Malina Simone Jeffers, //
What inspires you?
People inspire me. Lifestyles inspire me. When I see family members with new ideas but no access, I’m energized to continue working to build that access. Or when I see young entrepreneurs working tirelessy to be noticed, to make something work – I’m inspired to connect them, to help them make it work in Indy.
In your opinion, what are the top 3 issues facing your city today?
In my opinion, Indy has to address the education issue and the perceptions around our options, we have to address talent and find ways to retain our students after high school and after college and third, we have to continue to address issues of racial injustice and equality – as do most cities.
You wear many hats. What are one or two projects on which you are currently working that you are most excited?
Right now I’m working with the Central Indiana Community Foundation to raise what will become 2 hundred million dollars. Brian Payne decided to model the community engagement portion of the Indianapolis Foundation’s 100th year anniversary after Ben Franklin’s philanthropic project in 1790. Franklin left money to two cities that couldn’t be touched for 200 years. Now, Indy is changing the narrative around philanthropy and getting 1,000 people to donate $100 and 100 people to donate $1,000 towards two funds that will sit for 100 years. Those dollars are expected to become $100 Million in each of these funds with $5 million granted annually from each fund.
Projects like these that are city specific, innovative and unique – allow people like me to boast about where we live and the power behind us. The community we are today was shaped a century ago, the community we’ll be in 100 years starts with us. How powerful is that? Shameless plug: donations accepted at www.bein2016.org/bff.
What’s your advice for the next generation of city change makers?
Ask questions. Not being afraid to ask questions shows interest and opens pathways to new ideas. Asking questions leads to more questions which will always spark a new idea. And the next generation needs no help with what to do with ideas – millennials and those after us are an action oriented people. Give us an idea and we’ll run with it.
What should we know about the your work that you haven’t yet mentioned because I didn’t ask the right question?
I think the interesting part about my work are the things that happen in between, the gap fillers. For example, I host panel discussions pretty often and post questions on social media, organize very grass-roots events. These are the things I don’t get paid for, the non-formal work, but quite often this is where sparks happen. This is where people can ask the questions they want to ask and have the tough conversations. I’d encourage us to look deeper into the the activity that happens on the sidelines and realize the importance in the open mic nights hosted by our young talent and the discussions on race organized by emerging advocates – that’s where the magic happens.

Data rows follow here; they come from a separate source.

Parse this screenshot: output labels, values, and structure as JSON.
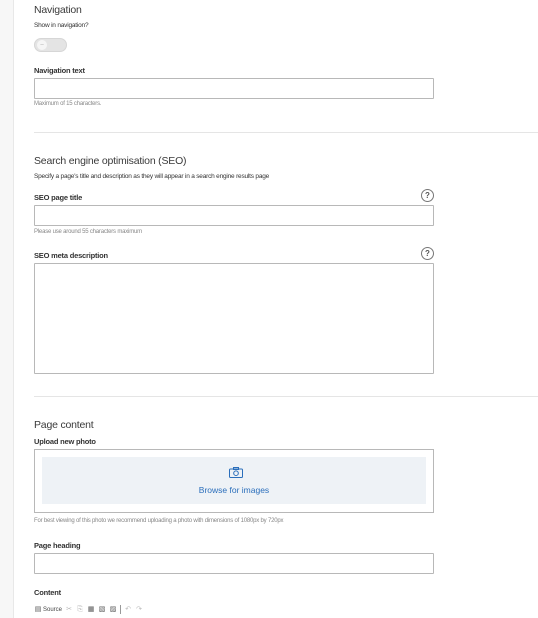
{
  "navigation": {
    "title": "Navigation",
    "show_label": "Show in navigation?",
    "toggle_on": false,
    "nav_text_label": "Navigation text",
    "nav_text_value": "",
    "nav_text_hint": "Maximum of 15 characters."
  },
  "seo": {
    "title": "Search engine optimisation (SEO)",
    "description": "Specify a page's title and description as they will appear in a search engine results page",
    "page_title_label": "SEO page title",
    "page_title_value": "",
    "page_title_hint": "Please use around 55 characters maximum",
    "meta_label": "SEO meta description",
    "meta_value": "",
    "help_glyph": "?"
  },
  "content": {
    "title": "Page content",
    "upload_label": "Upload new photo",
    "browse_label": "Browse for images",
    "upload_hint": "For best viewing of this photo we recommend uploading a photo with dimensions of 1080px by 720px",
    "heading_label": "Page heading",
    "heading_value": "",
    "content_label": "Content",
    "toolbar": {
      "source_label": "Source",
      "icons": [
        "source-icon",
        "cut-icon",
        "copy-icon",
        "paste-icon",
        "paste-text-icon",
        "paste-word-icon",
        "undo-icon",
        "redo-icon"
      ]
    }
  },
  "colors": {
    "link": "#2a6ebb",
    "upload_bg": "#eef2f6",
    "border": "#b8b8b8"
  }
}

Finally, could you tell us something about yourself than most of your colleagues don’t know about you?
I’m an introvert. I play socialite in the day time and I love telling stories but I don’t get energy from it. I’d rather be writing all day. Maybe that’s no secret.